what using $R^2$ for model choice/evaluation means. Suppose we choose from a set of predictions $\bar{Y}_M$ that were generated using a model $M:M \in \mathcal{M}$, where $\mathcal{M}$ is the collection of models under consideration (in your example, this collection would contain Neural networks, random forests, elastic nets, ...). Since $SST$ will remain constant amongst all the models, if minimizing $R^2$ you will choose exactly the model that minimizes $SSR$. In other words, you will choose $M \in \mathcal{M}$ that produces the minimal square error loss!Third, let us consider

why $R^2$or equivalently, $SSR$might be interesting for model choice. Traditionally, the square loss ($L^2$ norm) is used for three reasons: (1) It is easier computable than Least Absolute Deviations (LAD, the $L^1$ norm) because no absolute value appears in the computation, (2) it punishes fitted values that are far off from the actual value much more than LAD (in a squared rather than an absolute sense) and thereby makes sure we have less extreme outliers, (3) it issymmetric: Over- or underestimating the price of a car is considered to be equally bad.Fourth (and last), let us see

if this is what you needfor your predictions. The point that might be of most interest here is (3) from the last paragraph. Suppose you want to take a neutral stance, and you are neither buyer nor seller of a car. Then, $R^2$ can make sense: You are impartial, and you wish to punish deviations to over- or underpricing exactly identically. The same applies if you just want to model the relation between the quantities without wishing to predict unobserved values. Now suppose you are working for a consumer/buyer on a tight budget: In this situation, you might want to punish overestimation of the price in a quadratic sense, but underestimation in an $L^p$ sense, where $1 \leqslant p <2$. For $p=1$, you would punish in an absolute deviation sense. This can be seen to reflect the goals and intentions of the buyer, and biasing the estimation downward might be of interest for him/her. Conversely, you could flip the thinking if you were to model the price predictions for the seller. Needless to say, any norm $L^p$ could be chosen to reflect the preferences of the modeller/the agent you model for.
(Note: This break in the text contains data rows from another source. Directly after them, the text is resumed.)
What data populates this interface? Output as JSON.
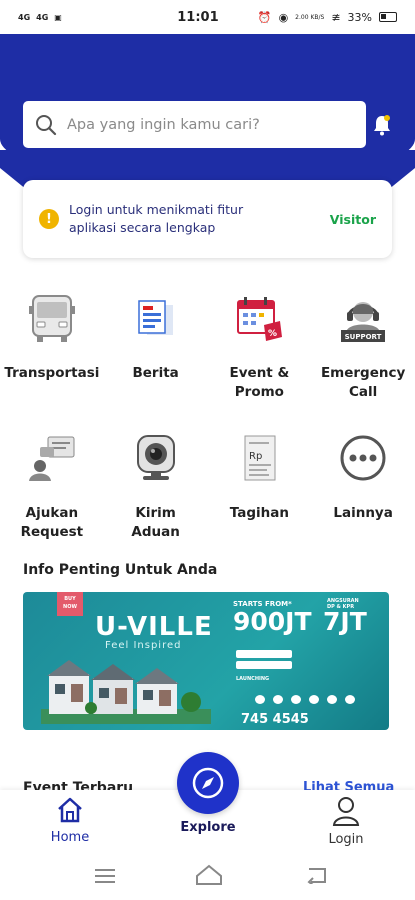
{
  "status_bar": {
    "signal1": "4G",
    "signal2": "4G",
    "time": "11:01",
    "data_speed": "2.00 KB/S",
    "battery": "33%"
  },
  "search": {
    "placeholder": "Apa yang ingin kamu cari?"
  },
  "login_banner": {
    "message": "Login untuk menikmati fitur aplikasi secara lengkap",
    "visitor_label": "Visitor"
  },
  "menu": {
    "row1": [
      {
        "label": "Transportasi",
        "icon": "bus-icon"
      },
      {
        "label": "Berita",
        "icon": "news-icon"
      },
      {
        "label": "Event &\nPromo",
        "icon": "calendar-promo-icon"
      },
      {
        "label": "Emergency\nCall",
        "icon": "support-agent-icon"
      }
    ],
    "row2": [
      {
        "label": "Ajukan\nRequest",
        "icon": "request-chat-icon"
      },
      {
        "label": "Kirim\nAduan",
        "icon": "webcam-icon"
      },
      {
        "label": "Tagihan",
        "icon": "bill-icon"
      },
      {
        "label": "Lainnya",
        "icon": "more-dots-icon"
      }
    ]
  },
  "info_section": {
    "title": "Info Penting Untuk Anda"
  },
  "banner": {
    "ribbon": "BUY NOW",
    "brand": "U-VILLE",
    "tagline": "Feel Inspired",
    "starts_from_label": "STARTS FROM*",
    "price": "900JT",
    "installment_label": "ANGSURAN DP & KPR",
    "installment": "7JT",
    "launching": "LAUNCHING",
    "phone": "745 4545"
  },
  "event_section": {
    "title": "Event Terbaru",
    "see_all": "Lihat Semua"
  },
  "bottom_nav": {
    "home": "Home",
    "explore": "Explore",
    "login": "Login"
  },
  "colors": {
    "primary": "#1e2da5",
    "accent_green": "#1aa34a",
    "warning": "#f0b400",
    "link": "#2d54d6"
  }
}
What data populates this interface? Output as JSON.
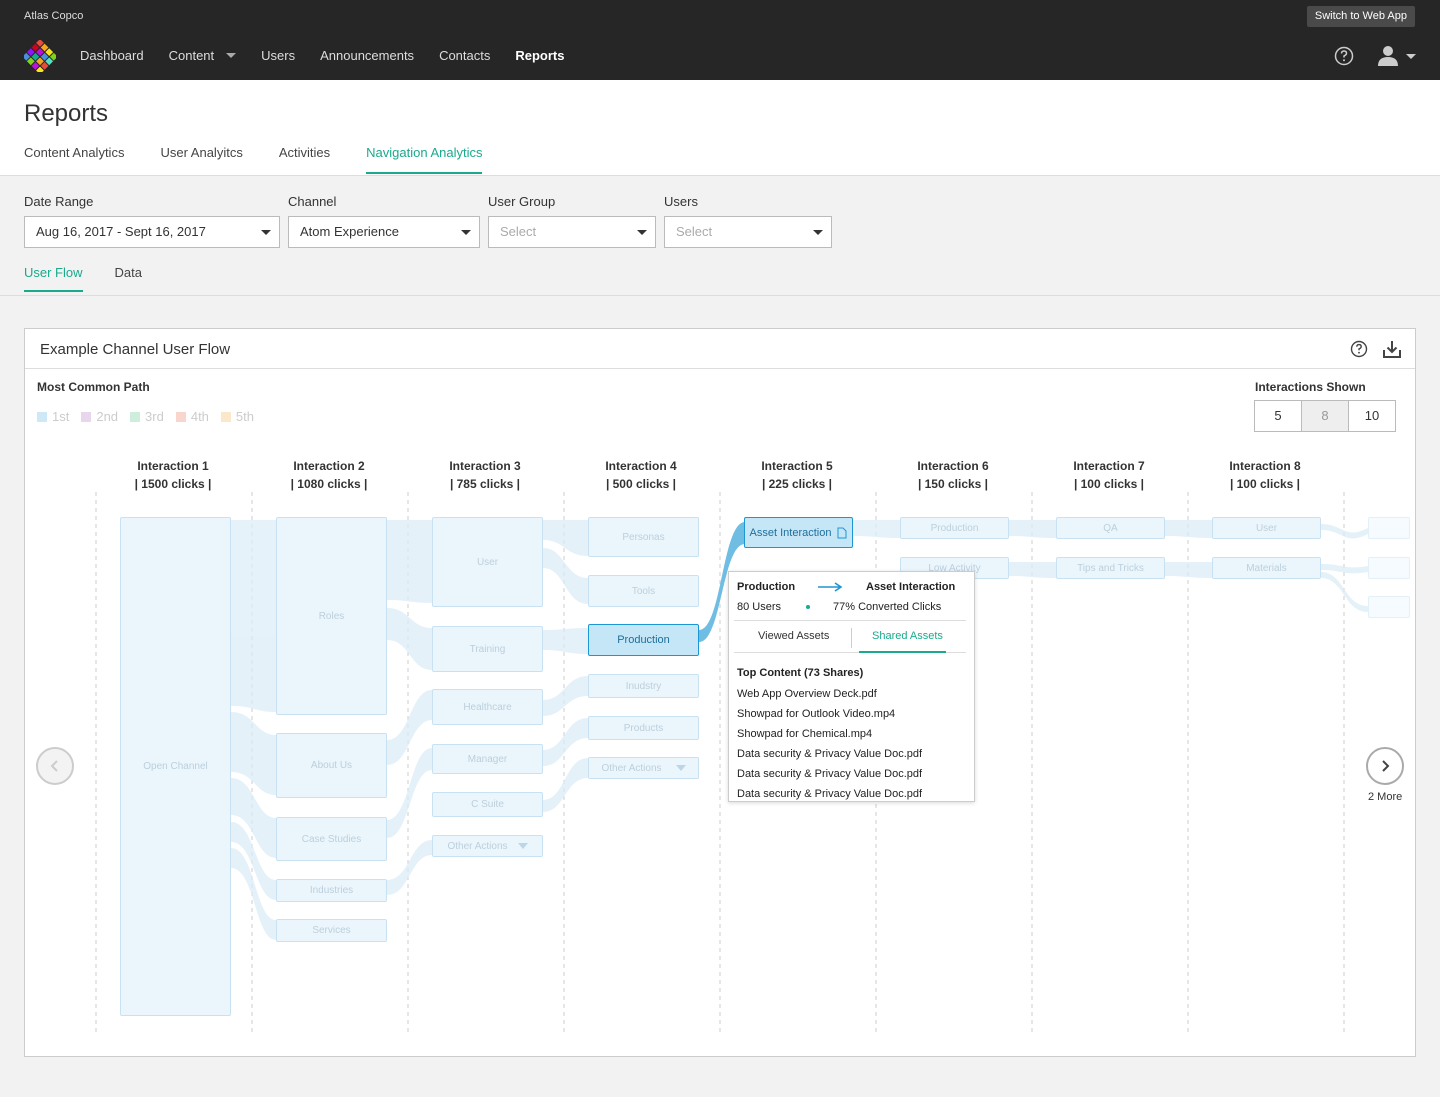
{
  "topbar": {
    "org": "Atlas Copco",
    "switch_label": "Switch to Web App",
    "nav": [
      "Dashboard",
      "Content",
      "Users",
      "Announcements",
      "Contacts",
      "Reports"
    ]
  },
  "page": {
    "title": "Reports",
    "tabs": [
      "Content Analytics",
      "User Analyitcs",
      "Activities",
      "Navigation Analytics"
    ]
  },
  "filters": {
    "date_label": "Date Range",
    "date_value": "Aug 16, 2017 - Sept 16, 2017",
    "channel_label": "Channel",
    "channel_value": "Atom Experience",
    "group_label": "User Group",
    "group_placeholder": "Select",
    "users_label": "Users",
    "users_placeholder": "Select"
  },
  "subtabs": [
    "User Flow",
    "Data"
  ],
  "panel": {
    "title": "Example Channel User Flow",
    "most_common_path": "Most Common Path",
    "legend": [
      {
        "label": "1st",
        "color": "#cfe8f8"
      },
      {
        "label": "2nd",
        "color": "#e7d6ec"
      },
      {
        "label": "3rd",
        "color": "#cdeedd"
      },
      {
        "label": "4th",
        "color": "#f8d5cd"
      },
      {
        "label": "5th",
        "color": "#fbe7c9"
      }
    ],
    "interactions_label": "Interactions Shown",
    "interactions_options": [
      "5",
      "8",
      "10"
    ],
    "interactions_selected": "8",
    "more_label": "2 More"
  },
  "interactions": [
    {
      "name": "Interaction 1",
      "clicks": "| 1500 clicks |"
    },
    {
      "name": "Interaction 2",
      "clicks": "| 1080 clicks |"
    },
    {
      "name": "Interaction 3",
      "clicks": "| 785 clicks |"
    },
    {
      "name": "Interaction 4",
      "clicks": "| 500 clicks |"
    },
    {
      "name": "Interaction 5",
      "clicks": "| 225 clicks |"
    },
    {
      "name": "Interaction 6",
      "clicks": "| 150 clicks |"
    },
    {
      "name": "Interaction 7",
      "clicks": "| 100 clicks |"
    },
    {
      "name": "Interaction 8",
      "clicks": "| 100 clicks |"
    }
  ],
  "nodes": {
    "open_channel": "Open Channel",
    "roles": "Roles",
    "about_us": "About Us",
    "case_studies": "Case Studies",
    "industries": "Industries",
    "services": "Services",
    "user3": "User",
    "training": "Training",
    "healthcare": "Healthcare",
    "manager": "Manager",
    "c_suite": "C Suite",
    "other_actions3": "Other Actions",
    "personas": "Personas",
    "tools": "Tools",
    "production4": "Production",
    "indusrty": "Inudstry",
    "products": "Products",
    "other_actions4": "Other Actions",
    "asset_interaction": "Asset Interaction",
    "production6": "Production",
    "low_activity": "Low Activity",
    "qa": "QA",
    "tips": "Tips and Tricks",
    "user8": "User",
    "materials": "Materials"
  },
  "tooltip": {
    "from": "Production",
    "to": "Asset Interaction",
    "users": "80 Users",
    "converted": "77% Converted Clicks",
    "tab_viewed": "Viewed Assets",
    "tab_shared": "Shared Assets",
    "top_content": "Top Content (73 Shares)",
    "items": [
      "Web App Overview Deck.pdf",
      "Showpad for Outlook Video.mp4",
      "Showpad for Chemical.mp4",
      "Data security & Privacy Value Doc.pdf",
      "Data security & Privacy Value Doc.pdf",
      "Data security & Privacy Value Doc.pdf"
    ]
  }
}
You can also punish outside of the $L^p$ norm entirely, and use constant, exponential, or log loss on one side and a different loss on the other.In summary, model choice/evaluation cannot be considered independently of the model's aim.